Two nonprofit organizations are applauding a court victory that is likely to keep their efforts to retrieve missing White House e-mails afloat until the next -- and likely more cooperative -- administration takes office.
Comment on this article in The Forum.The U.S. Court for the District of Columbia on Monday denied White House lawyers' motion to dismiss the groups' separate 2007 complaints that the Bush administration failed to preserve electronic communications as required by the 1950 Federal Records Act.
"Even though the judge has not ultimately ruled [on the case], this decision is a tremendous victory," said Meredith Fuchs, general counsel for The George Washington University's National Security Archive, one of the organizations that launched a complaint. Citizens for Responsibility and Ethics in Washington filed a separate lawsuit.

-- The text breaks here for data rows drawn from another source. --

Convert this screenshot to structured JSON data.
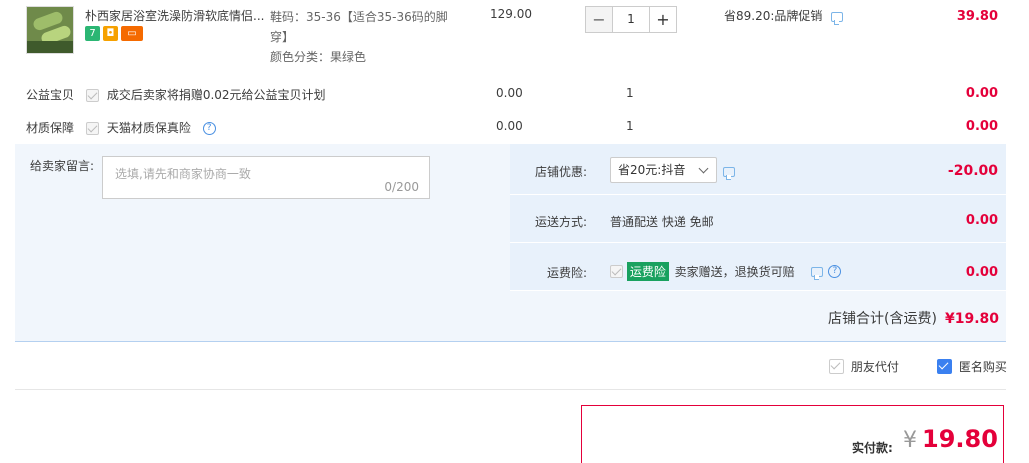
{
  "product": {
    "title": "朴西家居浴室洗澡防滑软底情侣...",
    "sku_size": "鞋码：35-36【适合35-36码的脚穿】",
    "sku_color": "颜色分类：果绿色",
    "price": "129.00",
    "quantity": "1",
    "minus": "−",
    "plus": "+",
    "promo": "省89.20:品牌促销",
    "subtotal": "39.80",
    "badges": [
      "7",
      "",
      ""
    ]
  },
  "charity": {
    "label": "公益宝贝",
    "text": "成交后卖家将捐赠0.02元给公益宝贝计划",
    "price": "0.00",
    "qty": "1",
    "amount": "0.00"
  },
  "material": {
    "label": "材质保障",
    "text": "天猫材质保真险",
    "price": "0.00",
    "qty": "1",
    "amount": "0.00"
  },
  "memo": {
    "label": "给卖家留言:",
    "placeholder": "选填,请先和商家协商一致",
    "counter": "0/200"
  },
  "shop_discount": {
    "label": "店铺优惠:",
    "selected": "省20元:抖音",
    "amount": "-20.00"
  },
  "shipping": {
    "label": "运送方式:",
    "text": "普通配送 快递 免邮",
    "amount": "0.00"
  },
  "insurance": {
    "label": "运费险:",
    "tag": "运费险",
    "text": "卖家赠送，退换货可赔",
    "amount": "0.00"
  },
  "shop_total": {
    "label": "店铺合计(含运费)",
    "amount": "¥19.80"
  },
  "options": {
    "friend_pay": "朋友代付",
    "anonymous": "匿名购买",
    "anonymous_checked": true
  },
  "payment": {
    "label": "实付款:",
    "yen": "¥",
    "amount": "19.80"
  },
  "colors": {
    "accent_red": "#e4003a",
    "panel_blue": "#f1f6fc",
    "check_blue": "#3a80f0",
    "tag_green": "#19a15f"
  }
}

Fuchs said the Bush administration will likely run out of time to recover the missing e-mails that may reside on backup tapes. That means the incoming administration must maintain those tapes as evidence for the court case -- regardless of whether they include documents that qualify as presidential records.

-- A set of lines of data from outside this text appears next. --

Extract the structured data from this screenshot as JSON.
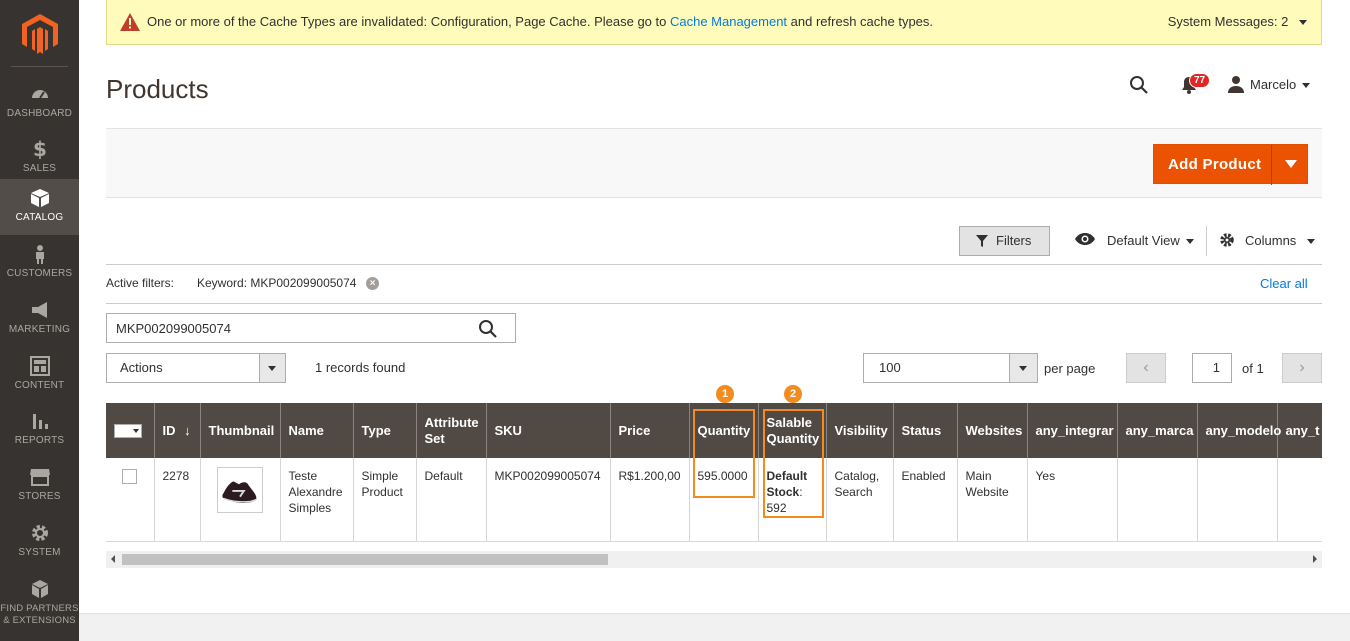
{
  "sidebar": {
    "items": [
      {
        "label": "Dashboard",
        "icon": "dashboard-icon"
      },
      {
        "label": "Sales",
        "icon": "dollar-icon"
      },
      {
        "label": "Catalog",
        "icon": "box-icon"
      },
      {
        "label": "Customers",
        "icon": "person-icon"
      },
      {
        "label": "Marketing",
        "icon": "megaphone-icon"
      },
      {
        "label": "Content",
        "icon": "layout-icon"
      },
      {
        "label": "Reports",
        "icon": "bar-chart-icon"
      },
      {
        "label": "Stores",
        "icon": "store-icon"
      },
      {
        "label": "System",
        "icon": "gear-icon"
      },
      {
        "label": "Find Partners & Extensions",
        "icon": "cubes-icon"
      }
    ]
  },
  "system_message": {
    "text_before": "One or more of the Cache Types are invalidated: Configuration, Page Cache. Please go to ",
    "link": "Cache Management",
    "text_after": " and refresh cache types.",
    "count_label": "System Messages: 2"
  },
  "header": {
    "title": "Products",
    "notifications": "77",
    "user": "Marcelo"
  },
  "toolbar": {
    "add_product": "Add Product",
    "filters": "Filters",
    "view": "Default View",
    "columns": "Columns"
  },
  "active_filters": {
    "label": "Active filters:",
    "keyword": "Keyword: MKP002099005074",
    "clear_all": "Clear all"
  },
  "search": {
    "value": "MKP002099005074"
  },
  "grid_controls": {
    "actions": "Actions",
    "records": "1 records found",
    "per_page_value": "100",
    "per_page_label": "per page",
    "current_page": "1",
    "of_pages": "of 1"
  },
  "table": {
    "headers": [
      "ID",
      "Thumbnail",
      "Name",
      "Type",
      "Attribute Set",
      "SKU",
      "Price",
      "Quantity",
      "Salable Quantity",
      "Visibility",
      "Status",
      "Websites",
      "any_integrar",
      "any_marca",
      "any_modelo",
      "any_t"
    ],
    "rows": [
      {
        "id": "2278",
        "name": "Teste Alexandre Simples",
        "type": "Simple Product",
        "attribute_set": "Default",
        "sku": "MKP002099005074",
        "price": "R$1.200,00",
        "quantity": "595.0000",
        "salable_label": "Default Stock",
        "salable_value": "592",
        "visibility": "Catalog, Search",
        "status": "Enabled",
        "websites": "Main Website",
        "any_integrar": "Yes",
        "any_marca": "",
        "any_modelo": "",
        "any_t": ""
      }
    ]
  },
  "annotations": {
    "badge1": "1",
    "badge2": "2"
  },
  "colors": {
    "accent": "#eb5202",
    "sidebar": "#373330",
    "table_header": "#514943",
    "highlight": "#f28c1e",
    "link": "#007bdb"
  }
}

Come Jan. 20, however, the challenge of locating those elusive records will fall to the National Archives and Records Administration, which by law assumes responsibility for the custody, control and preservation of presidential records from previous administrations.
"We have every reason to believe [NARA] will try to do the right thing by recovering the missing e-mails, but who knows whether they have the resources for that kind of project," Fuchs said.
Support from the Obama administration certainly would help make the effort a priority. A major platform of his campaign was transparency in government.
"Obama has claimed to recognize how important it is for the White House to be accountable, which I hope means his office will make an effort to restore these e-mails and put some changes in place that have a greater impact [long term]," Fuchs said. "Every administration has had problems with this; hopefully Obama will stop that trend and prove it's possible for the White House to actually keep track of their records."
The White House has been under fire since a 2005 analysis identified a more than 700-day period during which e-mail records were either unrealistically low in number or nonexistent.